Steven Slate is one of the top names in the Music Recording Industry. Best known for his drum sample libraries (Steven Slate Drums 4) and plugins (Virtual Mix Rack, Virtual Tape Machines, FG-X), he’s also a producer who has penned singles for major pop artists and mixed albums for legends such as George Lynch. Follow Steven on twitter at @slateproaudio
1 – These days the barrier for young engineers to enter into the profession and own professional tools is extremely small. With your mix master subscription bundle, that barrier gets even smaller. However, try as we might, we aren’t all going to be successful. That’s the nature of business. From your vantage point, what are some of the biggest hurdles young recording engineers face today that they didn’t face even five years ago?
Steven: Well, you can argue this two ways. One way is to say that because many people can afford great sounding pro audio tools to make records, that the engineering world is becoming more saturated than it used to be. But, then you can argue that because so many people have the ability to make great records, that an audio engineer whose work stands out means a lot more than it used to. So in order to rise to the top, you really have to fight your way there with determination and a boat load of talent.
Steven: I can’t really say yet. Perhaps if I see the platform taking off and the demand is there, I will certainly oblige.
3 – Are there any aspects of mixing with analog that you don’t feel are possible to replicate digitally?
Steven: For a short time I worked at a studio that specialized in remixing old analog tapes, and all the tapes were freshly baked (since baking at low temperatures was a rehab process for analog tape). So anyway, there was a certain smell to freshly baked tapes that I have not been able to reproduce in digital. But everything else, I’m fairly certain can be replicated to an indistinguishable degree, including of course the sound of tape.
4 – In your appearance on Pensado’s place, while answering questions from viewers, Dave mentioned using plugins “wrong”. With that in mind, what are some of your favorite “wrong” uses for your products you’ve seen others use that you hadn’t thought of?
Steven: Really most of what we do is enhancing the ‘wrong’. Let’s revisit the tape discussion. If you compare tape to high resolution PCM digital, there is no comparison. Digital is far more linear and does not have the distortion, noise, and other nonlinear gunk that tape has. Why would anyone want to add all that garbage to a pristine analog signal? But of course, they do and for one simple reason. Our stupid ears enjoy that stuff on our music. So that in itself can be considered doing things ‘wrong’.
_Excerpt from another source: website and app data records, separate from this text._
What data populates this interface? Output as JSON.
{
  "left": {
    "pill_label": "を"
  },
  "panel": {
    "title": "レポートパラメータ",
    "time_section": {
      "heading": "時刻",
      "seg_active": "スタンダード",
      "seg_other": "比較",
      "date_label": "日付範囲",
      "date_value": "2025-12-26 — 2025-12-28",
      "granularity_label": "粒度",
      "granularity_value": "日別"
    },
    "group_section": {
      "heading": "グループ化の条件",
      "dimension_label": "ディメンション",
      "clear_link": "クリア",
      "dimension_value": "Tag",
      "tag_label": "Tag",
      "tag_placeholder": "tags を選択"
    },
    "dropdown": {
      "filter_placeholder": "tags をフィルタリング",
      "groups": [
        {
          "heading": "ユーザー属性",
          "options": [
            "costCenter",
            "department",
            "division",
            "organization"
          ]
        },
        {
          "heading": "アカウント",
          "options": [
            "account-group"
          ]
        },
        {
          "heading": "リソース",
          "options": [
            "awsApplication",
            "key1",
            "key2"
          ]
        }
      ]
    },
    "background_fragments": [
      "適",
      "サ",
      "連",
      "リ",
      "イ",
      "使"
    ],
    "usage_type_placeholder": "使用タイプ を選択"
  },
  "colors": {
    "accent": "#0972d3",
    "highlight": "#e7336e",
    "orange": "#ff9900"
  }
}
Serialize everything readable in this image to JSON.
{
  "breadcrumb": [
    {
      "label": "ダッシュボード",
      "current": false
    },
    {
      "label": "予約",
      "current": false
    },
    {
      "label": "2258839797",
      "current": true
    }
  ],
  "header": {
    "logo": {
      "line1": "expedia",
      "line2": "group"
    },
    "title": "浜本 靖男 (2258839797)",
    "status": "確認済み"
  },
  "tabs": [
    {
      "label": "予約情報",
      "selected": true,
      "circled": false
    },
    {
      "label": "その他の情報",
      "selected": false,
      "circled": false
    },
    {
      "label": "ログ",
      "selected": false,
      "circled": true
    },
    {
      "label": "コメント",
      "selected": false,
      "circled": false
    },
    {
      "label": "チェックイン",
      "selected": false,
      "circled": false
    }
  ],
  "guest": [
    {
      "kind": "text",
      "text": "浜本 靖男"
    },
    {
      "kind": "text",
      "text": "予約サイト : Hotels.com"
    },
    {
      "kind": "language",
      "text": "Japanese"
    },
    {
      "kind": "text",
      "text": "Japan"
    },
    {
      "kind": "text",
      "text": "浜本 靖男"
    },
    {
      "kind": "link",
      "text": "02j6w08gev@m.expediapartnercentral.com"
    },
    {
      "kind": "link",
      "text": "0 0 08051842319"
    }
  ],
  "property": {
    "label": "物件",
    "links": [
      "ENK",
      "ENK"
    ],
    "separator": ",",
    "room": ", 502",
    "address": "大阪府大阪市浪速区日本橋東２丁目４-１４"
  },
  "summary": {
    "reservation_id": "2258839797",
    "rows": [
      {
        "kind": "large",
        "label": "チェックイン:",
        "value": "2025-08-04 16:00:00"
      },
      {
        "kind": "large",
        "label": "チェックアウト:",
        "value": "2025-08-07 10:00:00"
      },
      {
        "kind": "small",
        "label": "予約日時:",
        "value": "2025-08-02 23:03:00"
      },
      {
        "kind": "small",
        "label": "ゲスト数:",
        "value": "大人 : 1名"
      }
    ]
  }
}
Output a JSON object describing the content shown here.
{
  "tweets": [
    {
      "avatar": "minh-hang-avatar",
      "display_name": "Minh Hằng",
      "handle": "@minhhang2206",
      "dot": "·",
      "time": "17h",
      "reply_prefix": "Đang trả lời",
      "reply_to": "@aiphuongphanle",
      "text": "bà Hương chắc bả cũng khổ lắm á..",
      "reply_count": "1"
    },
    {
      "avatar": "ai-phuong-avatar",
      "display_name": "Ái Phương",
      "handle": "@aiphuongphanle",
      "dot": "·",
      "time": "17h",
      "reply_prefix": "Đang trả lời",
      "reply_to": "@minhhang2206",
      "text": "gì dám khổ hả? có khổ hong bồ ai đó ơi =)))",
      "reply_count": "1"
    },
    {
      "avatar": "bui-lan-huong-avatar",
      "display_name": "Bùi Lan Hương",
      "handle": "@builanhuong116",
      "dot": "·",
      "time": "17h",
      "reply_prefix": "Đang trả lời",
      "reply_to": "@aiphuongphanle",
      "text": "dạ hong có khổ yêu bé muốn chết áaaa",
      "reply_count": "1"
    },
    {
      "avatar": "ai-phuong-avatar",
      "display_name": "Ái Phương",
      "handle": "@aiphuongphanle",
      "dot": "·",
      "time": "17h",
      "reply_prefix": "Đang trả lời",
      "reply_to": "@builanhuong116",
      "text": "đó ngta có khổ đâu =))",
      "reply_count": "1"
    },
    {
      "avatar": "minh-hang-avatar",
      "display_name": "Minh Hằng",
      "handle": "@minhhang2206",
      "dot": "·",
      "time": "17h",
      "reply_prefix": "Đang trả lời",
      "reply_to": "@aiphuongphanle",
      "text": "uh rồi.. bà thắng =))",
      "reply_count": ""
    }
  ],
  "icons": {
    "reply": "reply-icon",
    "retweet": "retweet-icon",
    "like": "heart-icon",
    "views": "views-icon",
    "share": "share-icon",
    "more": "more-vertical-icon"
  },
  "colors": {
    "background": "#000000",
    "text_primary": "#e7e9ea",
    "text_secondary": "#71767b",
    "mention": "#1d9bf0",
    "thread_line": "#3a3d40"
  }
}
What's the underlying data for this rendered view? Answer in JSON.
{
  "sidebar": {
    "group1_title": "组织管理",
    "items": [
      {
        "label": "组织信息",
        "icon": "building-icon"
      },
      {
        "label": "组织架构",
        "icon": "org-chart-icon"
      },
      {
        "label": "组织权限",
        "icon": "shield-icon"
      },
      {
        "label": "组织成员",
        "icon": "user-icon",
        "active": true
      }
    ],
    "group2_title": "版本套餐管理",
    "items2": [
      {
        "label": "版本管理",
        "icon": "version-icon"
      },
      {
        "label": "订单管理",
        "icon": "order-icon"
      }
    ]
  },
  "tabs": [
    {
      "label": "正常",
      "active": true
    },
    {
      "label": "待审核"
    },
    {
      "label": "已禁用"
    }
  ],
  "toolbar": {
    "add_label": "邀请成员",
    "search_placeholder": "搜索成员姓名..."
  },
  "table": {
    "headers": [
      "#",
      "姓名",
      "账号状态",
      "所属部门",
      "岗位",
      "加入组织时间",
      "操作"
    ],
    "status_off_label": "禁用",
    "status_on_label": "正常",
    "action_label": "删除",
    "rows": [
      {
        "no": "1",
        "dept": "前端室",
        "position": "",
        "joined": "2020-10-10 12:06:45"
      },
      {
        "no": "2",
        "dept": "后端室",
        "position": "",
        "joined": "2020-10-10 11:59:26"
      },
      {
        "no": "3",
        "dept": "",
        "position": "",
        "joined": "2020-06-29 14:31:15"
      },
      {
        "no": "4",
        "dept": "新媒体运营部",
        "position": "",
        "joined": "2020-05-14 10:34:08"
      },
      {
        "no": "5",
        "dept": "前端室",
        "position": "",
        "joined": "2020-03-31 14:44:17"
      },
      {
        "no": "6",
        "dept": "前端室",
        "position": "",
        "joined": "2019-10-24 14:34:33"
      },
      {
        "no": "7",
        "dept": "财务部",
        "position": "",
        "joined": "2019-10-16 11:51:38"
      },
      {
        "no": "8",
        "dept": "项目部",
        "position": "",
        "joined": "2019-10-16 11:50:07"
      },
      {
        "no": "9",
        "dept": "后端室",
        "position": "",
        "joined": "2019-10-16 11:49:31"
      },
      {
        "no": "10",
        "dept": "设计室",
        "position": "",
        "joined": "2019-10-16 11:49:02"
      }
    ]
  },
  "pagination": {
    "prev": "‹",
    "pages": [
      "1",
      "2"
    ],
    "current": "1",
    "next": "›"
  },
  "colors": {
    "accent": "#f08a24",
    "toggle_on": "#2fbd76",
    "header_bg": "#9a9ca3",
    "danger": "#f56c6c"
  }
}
That’s a bit of a sidestep of the question, so I’ll give you a second answer. One day I was testing out the new VCC 2.0 emulations, and I stacked four Mixbuss instances in a row on a mix I had done, all with a different emulation so I could do some quicker A/B’s. I accidentally left all of them on, each on a different emulation in a series. And I’ll be damned if it didn’t sound so good that I ended up printing the mix just like that.
5 – What is the most valuable lesson you had to learn the hard way?
Steven: You can’t start the road trip without a destination and a great map showing you how to get there. In less analogical terms, realize the end game first and foremost, create a logical plan and strategy that will help you get there, then put your thickest skin on, and start moving.